The expansion of the College Football Playoff to six or eight teams will eventually come. It certainly won’t come soon enough for Ohio State fans.
Last season, I honestly did feel the best four teams got in, but that doesn’t mean I didn’t have some empathy for TCU fans. The Horned Frogs were in position and did nothing wrong except belong to a conference that didn’t hold a championship game. That was beyond their control and it sucked for them, and we reaped the benefits all the way to a national championship.
Let’s face it, if the shoe were on the other foot, we’d have all been pretty miffed about missing out on the playoff because we sat at home with our top four spot and another team mauled somebody on national television to jump over us.
This year, we had to deal with “Ohio State fatigue” from the national pollsters and then the Buckeyes laid an egg on national television in the first of its two toughest games of the year. It doesn’t matter to the voters that it took place on a night of blustery weather, when arguably the best player of the team may have been lucky to have been upright at all.
Sure, Connor Cook didn’t play, but it sure seemed like Ohio State game planned as if it had to win without Ezekiel Elliott or any actual running back. That eventually wore out the defense and allowed Michigan State to control the clock and kick the game-winning field goal.
This season, the four best teams in the country may not be the last four standing, but the system is what it is. There is no dominant team. Everyone appears to have multiple weaknesses.
The only team that wasn’t penalized for winning ugly was Iowa, which was actually celebrated for it, for some reason, despite an apparent lack of quality opponents. The Hawkeyes missed Ohio State, Michigan State, Michigan and Penn State on their 2015 schedule, playing only Maryland and Indiana from the B1G East.
Alabama struggled against a team with absolutely zero offense yesterday. The Crimson Tide had already lost against what turned out to be a decent Ole Miss squad and looked less than impressive against a number of other opponents, like Arkansas, Tennessee, and even allowed Auburn to hang around.

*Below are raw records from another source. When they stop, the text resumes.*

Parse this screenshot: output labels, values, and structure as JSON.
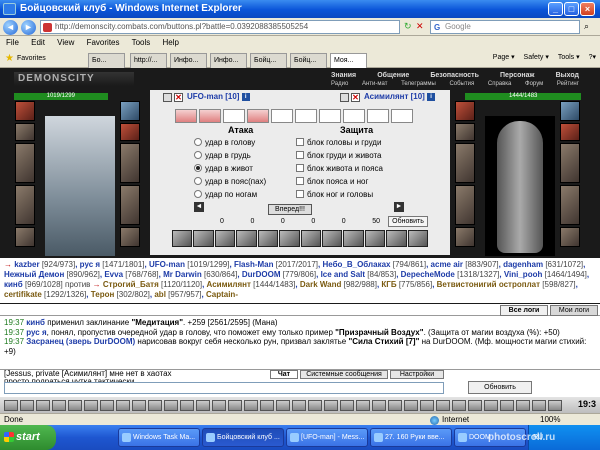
{
  "window": {
    "title": "Бойцовский клуб - Windows Internet Explorer",
    "min": "_",
    "max": "□",
    "close": "×"
  },
  "address": {
    "url": "http://demonscity.combats.com/buttons.pl?battle=0.0392088385505254",
    "search_placeholder": "Google",
    "search_engine": "G"
  },
  "menu": [
    "File",
    "Edit",
    "View",
    "Favorites",
    "Tools",
    "Help"
  ],
  "favorites_label": "Favorites",
  "tabs": [
    "Бо...",
    "http://...",
    "Инфо...",
    "Инфо...",
    "Бойц...",
    "Бойц...",
    "Моя..."
  ],
  "commands": [
    "Page ▾",
    "Safety ▾",
    "Tools ▾",
    "?▾"
  ],
  "game": {
    "logo": "DEMONSCITY",
    "top_menu": [
      "Знания",
      "Общение",
      "Безопасность",
      "Персонаж",
      "Выход"
    ],
    "sub_menu": [
      "Радио",
      "Анти-мат",
      "Телеграммы",
      "События",
      "Справка",
      "Форум",
      "Рейтинг"
    ],
    "left_hp": "1019/1299",
    "right_hp": "1444/1483",
    "left_hp_fraction": 0.78,
    "right_hp_fraction": 0.97,
    "fighter_left": "UFO-man",
    "fighter_left_level": "[10]",
    "vs": "против",
    "fighter_right": "Асимилянт",
    "fighter_right_level": "[10]",
    "level_icon": "i",
    "attack_title": "Атака",
    "defense_title": "Защита",
    "attack_options": [
      "удар в голову",
      "удар в грудь",
      "удар в живот",
      "удар в пояс(пах)",
      "удар по ногам"
    ],
    "attack_selected": 2,
    "defense_options": [
      "блок головы и груди",
      "блок груди и живота",
      "блок живота и пояса",
      "блок пояса и ног",
      "блок ног и головы"
    ],
    "forward_button": "Вперед!!!",
    "update_button": "Обновить",
    "arrow_left": "◄",
    "arrow_right": "►",
    "counters": [
      "0",
      "0",
      "0",
      "0",
      "0",
      "50"
    ]
  },
  "roster": {
    "arrow": "→",
    "left": [
      {
        "name": "kazber",
        "hp": "[924/973]"
      },
      {
        "name": "рус я",
        "hp": "[1471/1801]"
      },
      {
        "name": "UFO-man",
        "hp": "[1019/1299]"
      },
      {
        "name": "Flash-Man",
        "hp": "[2017/2017]"
      },
      {
        "name": "Небо_В_Облаках",
        "hp": "[794/861]"
      },
      {
        "name": "acme air",
        "hp": "[883/907]"
      },
      {
        "name": "dagenham",
        "hp": "[631/1072]"
      },
      {
        "name": "Нежный Демон",
        "hp": "[890/962]"
      },
      {
        "name": "Evva",
        "hp": "[768/768]"
      },
      {
        "name": "Mr Darwin",
        "hp": "[630/864]"
      },
      {
        "name": "DurDOOM",
        "hp": "[779/806]"
      },
      {
        "name": "Ice and Salt",
        "hp": "[84/853]"
      },
      {
        "name": "DepecheMode",
        "hp": "[1318/1327]"
      },
      {
        "name": "Vini_pooh",
        "hp": "[1464/1494]"
      },
      {
        "name": "кинб",
        "hp": "[969/1028]"
      }
    ],
    "vs": "против",
    "right": [
      {
        "name": "Строгий_Батя",
        "hp": "[1120/1120]"
      },
      {
        "name": "Асимилянт",
        "hp": "[1444/1483]"
      },
      {
        "name": "Dark Wand",
        "hp": "[982/988]"
      },
      {
        "name": "КГБ",
        "hp": "[775/856]"
      },
      {
        "name": "Ветвистонигий остроплат",
        "hp": "[598/827]"
      },
      {
        "name": "certifikate",
        "hp": "[1292/1326]"
      },
      {
        "name": "Терон",
        "hp": "[302/802]"
      },
      {
        "name": "abl",
        "hp": "[957/957]"
      },
      {
        "name": "Captain-",
        "hp": ""
      }
    ]
  },
  "log_tabs": [
    "Все логи",
    "Мои логи"
  ],
  "log": [
    {
      "time": "19:37",
      "actor": "кинб",
      "text": " применил заклинание ",
      "bold": "\"Медитация\"",
      "tail": ". +259 [2561/2595] (Мана)"
    },
    {
      "time": "19:37",
      "actor": "рус я",
      "text": ", понял, пропустив очередной удар в голову, что поможет ему только пример ",
      "bold": "\"Призрачный Воздух\"",
      "tail": ". (Защита от магии воздуха (%): +50)"
    },
    {
      "time": "19:37",
      "actor": "Засранец (зверь DurDOOM)",
      "text": " нарисовав вокруг себя несколько рун, призвал заклятье ",
      "bold": "\"Сила Стихий [7]\"",
      "tail": " на DurDOOM. (Мф. мощности магии стихий: +9)"
    }
  ],
  "chat": {
    "lines": [
      {
        "time": "",
        "who": "",
        "text": "[Jessus, private [Асимилянт] мне нет в хаотах"
      },
      {
        "time": "",
        "who": "",
        "text": "просто подраться чутка тактически"
      },
      {
        "time": "19:38",
        "who": "[Асимилянт] private [ Jessus, UFO-man ]",
        "text": " да хот апы до 20 добить"
      }
    ],
    "tabs": [
      "Чат",
      "Системные сообщения",
      "Настройки"
    ],
    "refresh": "Обновить",
    "clock": "19:3"
  },
  "status": {
    "text": "Done",
    "zone": "Internet",
    "zoom": "100%"
  },
  "taskbar": {
    "start": "start",
    "items": [
      "Windows Task Ma...",
      "Бойцовский клуб ...",
      "[UFO-man] - Mess...",
      "27. 160 Руки вве...",
      "DOOM"
    ],
    "tray": "RU"
  },
  "watermark": "photoscroll.ru"
}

Oklahoma lost to a bad Texas team. Aside from that, naturally the Sooners’ toughest games came against TCU and Baylor. But neither of those teams turned out to be nearly as good as last year. Oklahoma also had to scuffle against Tennessee, back when people were still under the impression the Vols were good. They weren’t.
Michigan State lost to a bad Nebraska team, needed a miracle to win at Michigan and had to sweat and bleed to put away Western Michigan, Purdue, and Rutgers.

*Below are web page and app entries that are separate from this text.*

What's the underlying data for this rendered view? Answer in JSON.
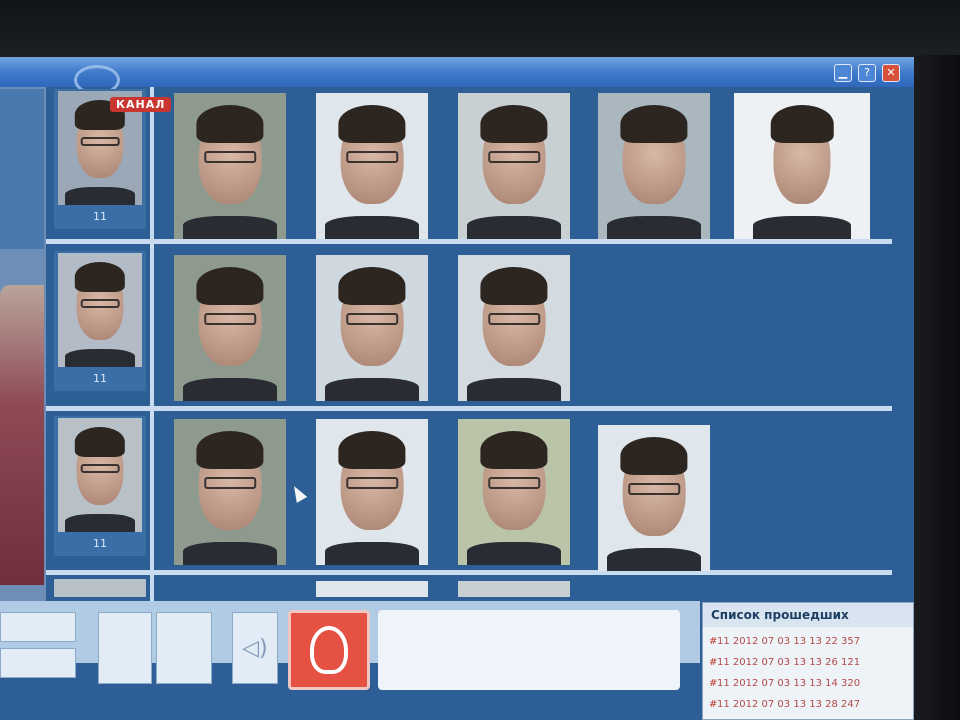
{
  "window": {
    "buttons": {
      "minimize": "▁",
      "help": "?",
      "close": "✕"
    }
  },
  "overlay": {
    "channel_logo": "КАНАЛ"
  },
  "grid": {
    "rows": [
      {
        "id_label": "11",
        "match_count": 5
      },
      {
        "id_label": "11",
        "match_count": 3
      },
      {
        "id_label": "11",
        "match_count": 4
      }
    ]
  },
  "passed_list": {
    "title": "Список прошедших",
    "rows": [
      "11 2012 07 03 13 13 22 357",
      "11 2012 07 03 13 13 26 121",
      "11 2012 07 03 13 13 14 320",
      "11 2012 07 03 13 13 28 247"
    ]
  },
  "icons": {
    "alarm": "alarm-icon",
    "sound": "speaker-icon"
  },
  "colors": {
    "screen_bg": "#2d5f96",
    "grid_line": "#c8dbef",
    "alarm": "#e55244",
    "titlebar": "#3e78c9"
  }
}
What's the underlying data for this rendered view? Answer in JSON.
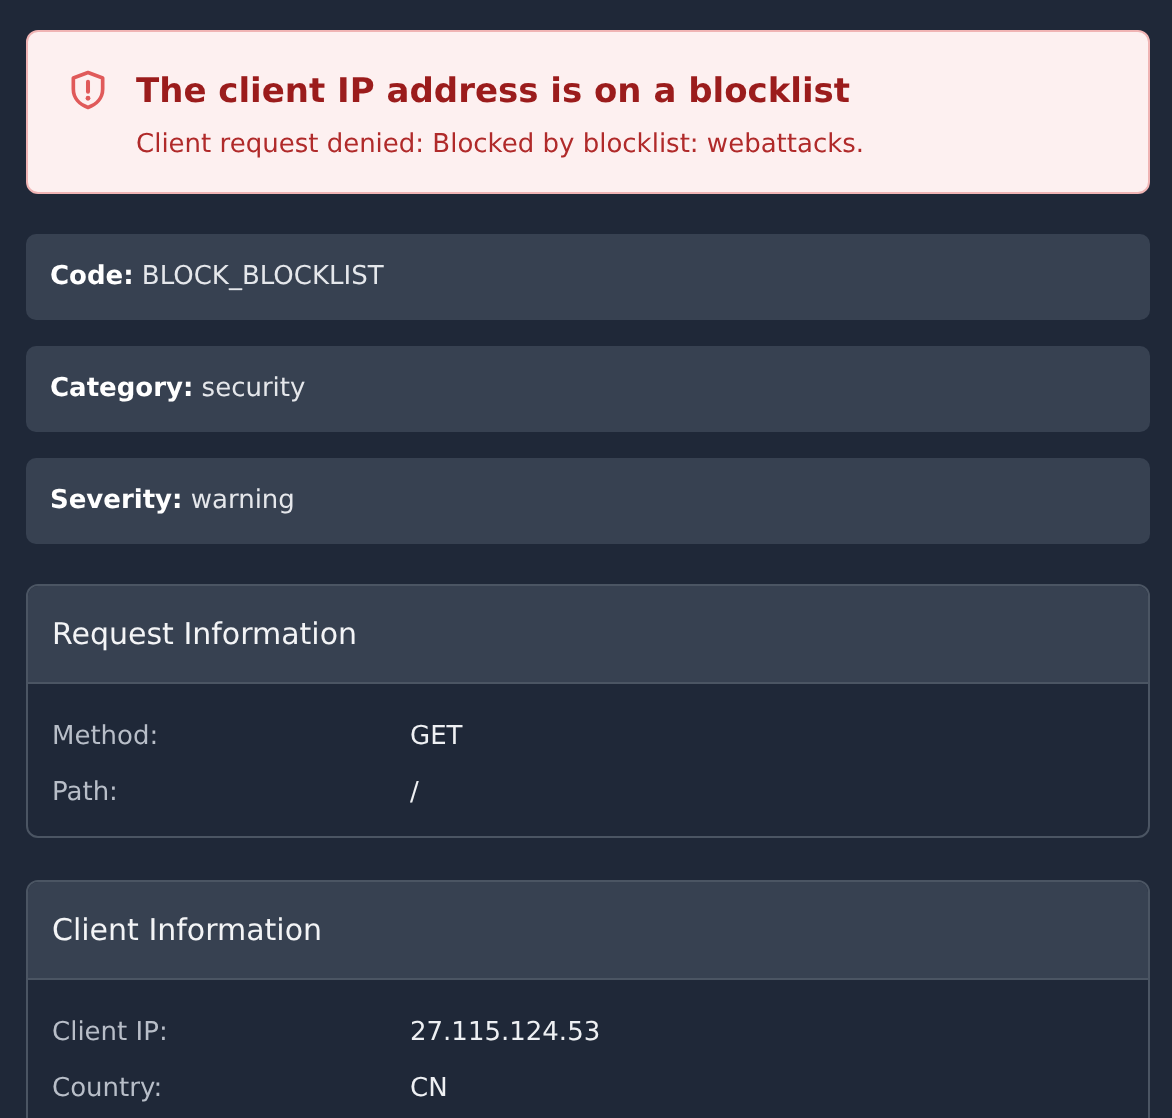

Only Clemson made it through unblemished. The Tigers had their near stumbles, but managed to avoid stepping on any land mines. Louisville (20-17) and good Notre Dame (24-22) and Florida State (23-13) teams were near-misses, and there were closer-than-expected games down the stretch against Syracuse and South Carolina, but Clemson managed not to…well, Clemson, although the Tigers might have gotten a little help holding off North Carolina.
This season, the four best teams in the country may not be the last four standing, but the system is what it is.
So nobody was clearly better than the others. Parity is a good thing. It keeps people interested and makes every game count even more. Who wouldn’t tune in to a final eight tournament made up of Clemson, Alabama, Oklahoma, Michigan State, Iowa, Stanford, Ohio State and Notre Dame? It would be a colossal spectacle and earn millions and millions of dollars for the schools and the NCAA.
Ohio State will be on the outside, looking in, when the final CFP poll is released later today. They may move up to No. 5 or they may fall to No. 7. It really doesn’t matter. The Buckeyes will be in an outstanding bowl game against a good team that would probably qualify for that eight-game playoff, if it existed.
One day there will be a playoff expansion to six or eight teams and we’ll look back on 2015 and wonder what might have been. That day is not today.
Enjoy the bowl season for what it is and know that one day this type of thing will not likely happen to a Power Five one-loss team.